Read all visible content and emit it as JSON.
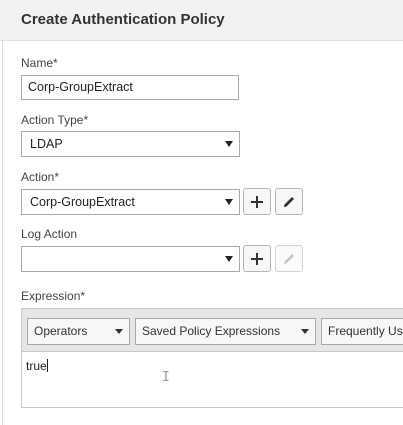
{
  "header": {
    "title": "Create Authentication Policy"
  },
  "form": {
    "name": {
      "label": "Name*",
      "value": "Corp-GroupExtract"
    },
    "action_type": {
      "label": "Action Type*",
      "value": "LDAP"
    },
    "action": {
      "label": "Action*",
      "value": "Corp-GroupExtract"
    },
    "log_action": {
      "label": "Log Action",
      "value": ""
    },
    "expression": {
      "label": "Expression*",
      "toolbar": {
        "operators": "Operators",
        "saved": "Saved Policy Expressions",
        "frequent": "Frequently Used Expressions"
      },
      "value": "true"
    }
  },
  "icons": {
    "add": "plus-icon",
    "edit": "pencil-icon"
  }
}
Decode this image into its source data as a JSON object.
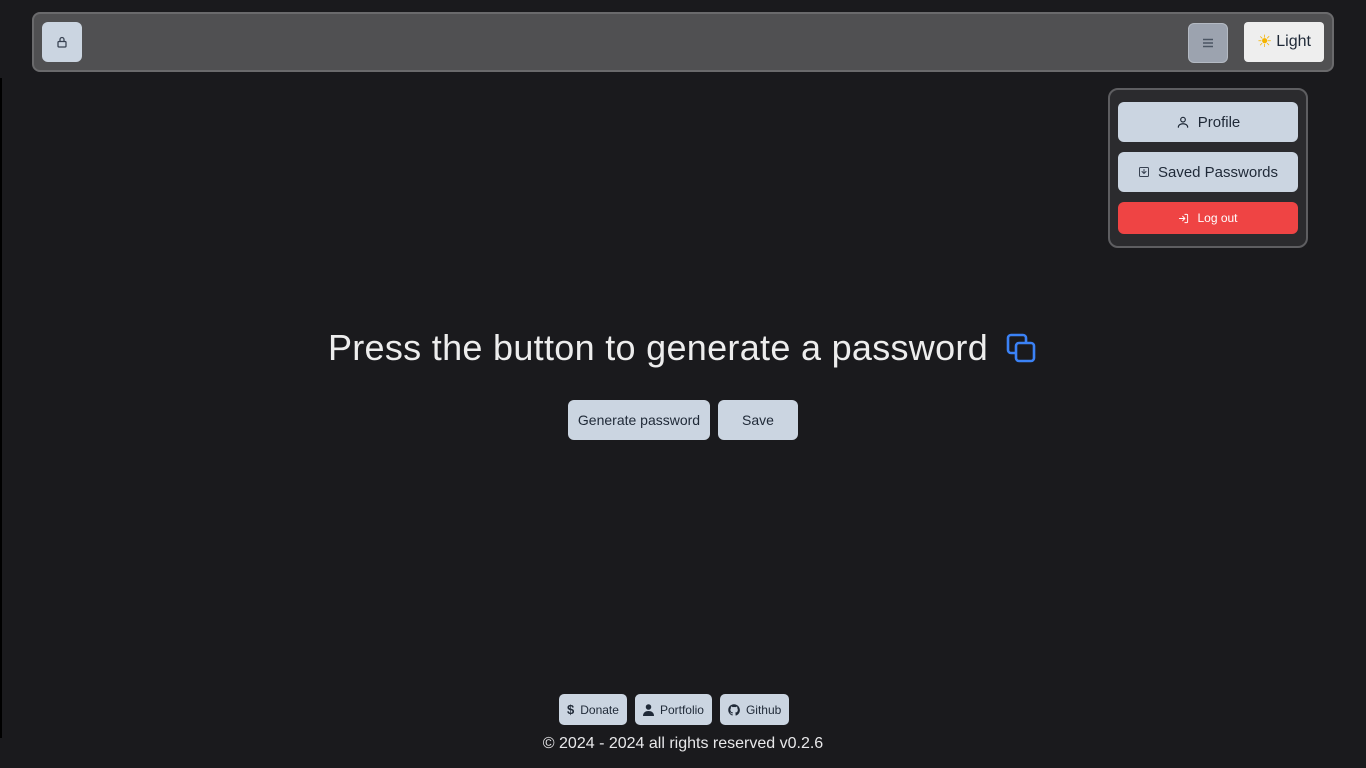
{
  "header": {
    "logo_icon": "lock-icon",
    "menu_icon": "hamburger-icon",
    "theme": {
      "icon": "sun-icon",
      "label": "Light"
    }
  },
  "menu": {
    "profile": "Profile",
    "saved_passwords": "Saved Passwords",
    "logout": "Log out"
  },
  "main": {
    "heading": "Press the button to generate a password",
    "copy_icon": "copy-icon",
    "generate_label": "Generate password",
    "save_label": "Save"
  },
  "footer": {
    "links": [
      {
        "label": "Donate",
        "icon": "dollar-icon"
      },
      {
        "label": "Portfolio",
        "icon": "person-icon"
      },
      {
        "label": "Github",
        "icon": "github-icon"
      }
    ],
    "copyright": "© 2024 - 2024 all rights reserved v0.2.6"
  },
  "colors": {
    "background": "#1a1a1d",
    "button": "#cbd5e1",
    "danger": "#ef4444",
    "accent": "#3b82f6"
  }
}
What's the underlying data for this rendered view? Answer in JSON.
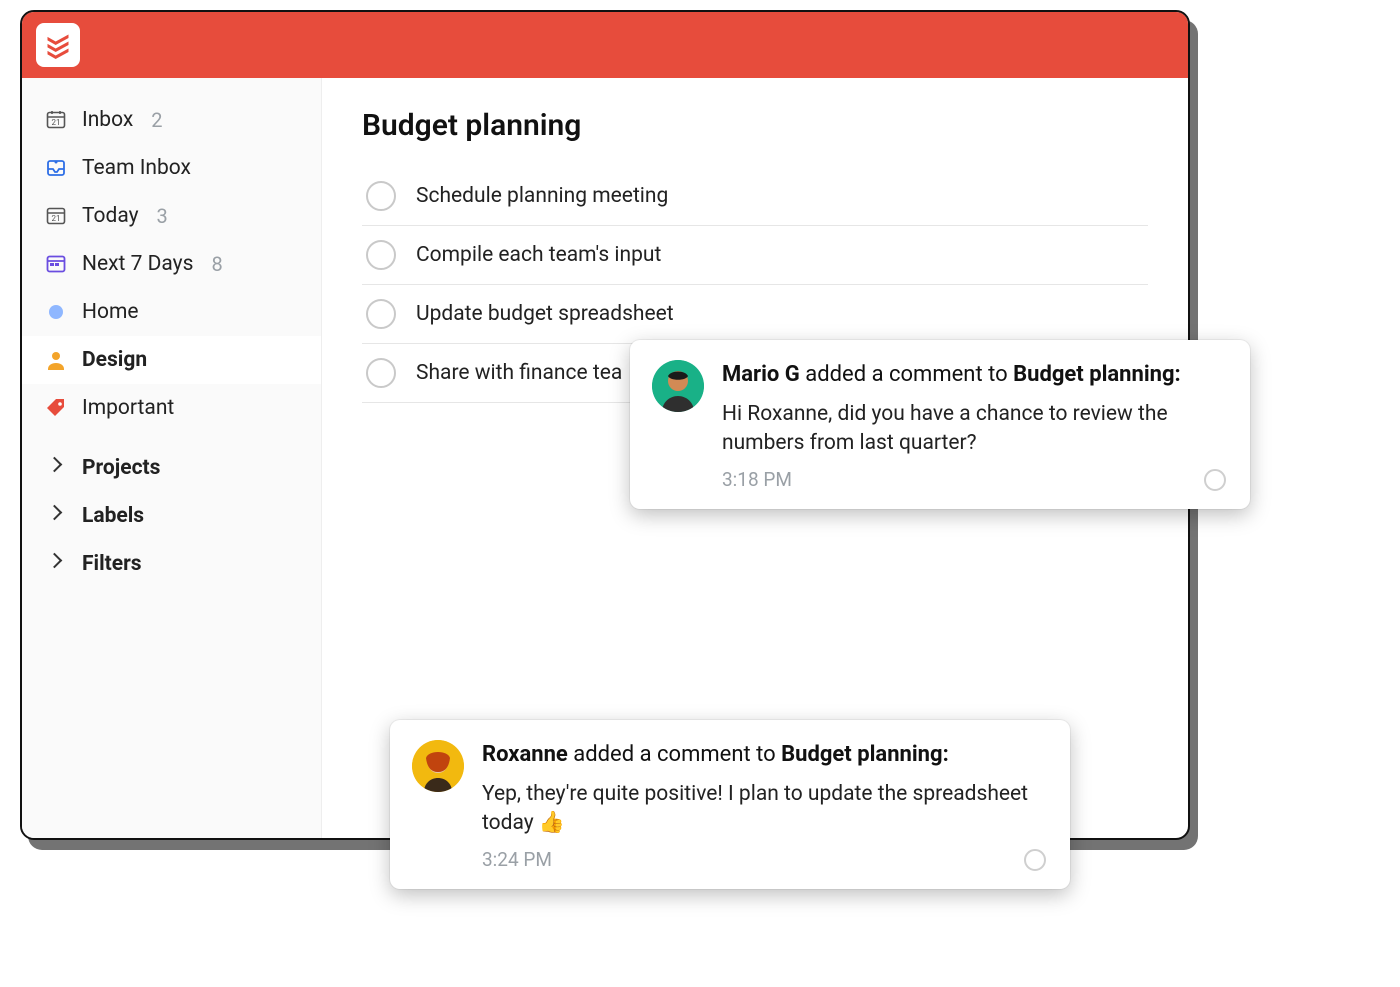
{
  "colors": {
    "brand_red": "#e74c3c",
    "muted": "#9aa0a6",
    "home_dot": "#8fb7ff",
    "person_icon": "#f3a42a",
    "tag_icon": "#e74c3c",
    "team_icon": "#2e6fe6",
    "next7_icon": "#6a4de0"
  },
  "sidebar": {
    "items": [
      {
        "key": "inbox",
        "label": "Inbox",
        "count": "2",
        "icon": "inbox-calendar-icon"
      },
      {
        "key": "team-inbox",
        "label": "Team Inbox",
        "count": "",
        "icon": "team-inbox-icon"
      },
      {
        "key": "today",
        "label": "Today",
        "count": "3",
        "icon": "today-icon"
      },
      {
        "key": "next7",
        "label": "Next 7 Days",
        "count": "8",
        "icon": "next7-icon"
      },
      {
        "key": "home",
        "label": "Home",
        "count": "",
        "icon": "dot-icon"
      },
      {
        "key": "design",
        "label": "Design",
        "count": "",
        "icon": "person-icon",
        "active": true
      },
      {
        "key": "important",
        "label": "Important",
        "count": "",
        "icon": "tag-icon"
      }
    ],
    "sections": [
      {
        "key": "projects",
        "label": "Projects"
      },
      {
        "key": "labels",
        "label": "Labels"
      },
      {
        "key": "filters",
        "label": "Filters"
      }
    ]
  },
  "main": {
    "title": "Budget planning",
    "tasks": [
      {
        "label": "Schedule planning meeting"
      },
      {
        "label": "Compile each team's input"
      },
      {
        "label": "Update budget spreadsheet"
      },
      {
        "label": "Share with finance tea"
      }
    ]
  },
  "notifications": [
    {
      "user": "Mario G",
      "action_mid": " added a comment to ",
      "target": "Budget planning:",
      "text": "Hi Roxanne, did you have a chance to review the numbers from last quarter?",
      "time": "3:18 PM",
      "avatar_bg": "#19b187",
      "emoji": ""
    },
    {
      "user": "Roxanne",
      "action_mid": " added a comment to ",
      "target": "Budget planning:",
      "text": "Yep, they're quite positive! I plan to update the spreadsheet today ",
      "time": "3:24 PM",
      "avatar_bg": "#f2b90f",
      "emoji": "👍"
    }
  ]
}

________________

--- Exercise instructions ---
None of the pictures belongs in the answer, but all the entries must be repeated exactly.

--- Written solution ---
Read all visible content and emit it as JSON.
{
  "header": {
    "title": "Create Authentication Policy"
  },
  "form": {
    "name": {
      "label": "Name*",
      "value": "Corp-GroupExtract"
    },
    "action_type": {
      "label": "Action Type*",
      "value": "LDAP"
    },
    "action": {
      "label": "Action*",
      "value": "Corp-GroupExtract"
    },
    "log_action": {
      "label": "Log Action",
      "value": ""
    },
    "expression": {
      "label": "Expression*",
      "toolbar": {
        "operators": "Operators",
        "saved": "Saved Policy Expressions",
        "frequent": "Frequently Used Expressions"
      },
      "value": "true"
    }
  },
  "icons": {
    "add": "plus-icon",
    "edit": "pencil-icon"
  }
}
Decode this image into its source data as a JSON object.
{
  "header": {
    "logo_icon": "lock-icon",
    "menu_icon": "hamburger-icon",
    "theme": {
      "icon": "sun-icon",
      "label": "Light"
    }
  },
  "menu": {
    "profile": "Profile",
    "saved_passwords": "Saved Passwords",
    "logout": "Log out"
  },
  "main": {
    "heading": "Press the button to generate a password",
    "copy_icon": "copy-icon",
    "generate_label": "Generate password",
    "save_label": "Save"
  },
  "footer": {
    "links": [
      {
        "label": "Donate",
        "icon": "dollar-icon"
      },
      {
        "label": "Portfolio",
        "icon": "person-icon"
      },
      {
        "label": "Github",
        "icon": "github-icon"
      }
    ],
    "copyright": "© 2024 - 2024 all rights reserved v0.2.6"
  },
  "colors": {
    "background": "#1a1a1d",
    "button": "#cbd5e1",
    "danger": "#ef4444",
    "accent": "#3b82f6"
  }
}
What's the underlying data for this rendered view? Answer in JSON.
{
  "colors": {
    "brand_red": "#e74c3c",
    "muted": "#9aa0a6",
    "home_dot": "#8fb7ff",
    "person_icon": "#f3a42a",
    "tag_icon": "#e74c3c",
    "team_icon": "#2e6fe6",
    "next7_icon": "#6a4de0"
  },
  "sidebar": {
    "items": [
      {
        "key": "inbox",
        "label": "Inbox",
        "count": "2",
        "icon": "inbox-calendar-icon"
      },
      {
        "key": "team-inbox",
        "label": "Team Inbox",
        "count": "",
        "icon": "team-inbox-icon"
      },
      {
        "key": "today",
        "label": "Today",
        "count": "3",
        "icon": "today-icon"
      },
      {
        "key": "next7",
        "label": "Next 7 Days",
        "count": "8",
        "icon": "next7-icon"
      },
      {
        "key": "home",
        "label": "Home",
        "count": "",
        "icon": "dot-icon"
      },
      {
        "key": "design",
        "label": "Design",
        "count": "",
        "icon": "person-icon",
        "active": true
      },
      {
        "key": "important",
        "label": "Important",
        "count": "",
        "icon": "tag-icon"
      }
    ],
    "sections": [
      {
        "key": "projects",
        "label": "Projects"
      },
      {
        "key": "labels",
        "label": "Labels"
      },
      {
        "key": "filters",
        "label": "Filters"
      }
    ]
  },
  "main": {
    "title": "Budget planning",
    "tasks": [
      {
        "label": "Schedule planning meeting"
      },
      {
        "label": "Compile each team's input"
      },
      {
        "label": "Update budget spreadsheet"
      },
      {
        "label": "Share with finance tea"
      }
    ]
  },
  "notifications": [
    {
      "user": "Mario G",
      "action_mid": " added a comment to ",
      "target": "Budget planning:",
      "text": "Hi Roxanne, did you have a chance to review the numbers from last quarter?",
      "time": "3:18 PM",
      "avatar_bg": "#19b187",
      "emoji": ""
    },
    {
      "user": "Roxanne",
      "action_mid": " added a comment to ",
      "target": "Budget planning:",
      "text": "Yep, they're quite positive! I plan to update the spreadsheet today ",
      "time": "3:24 PM",
      "avatar_bg": "#f2b90f",
      "emoji": "👍"
    }
  ]
}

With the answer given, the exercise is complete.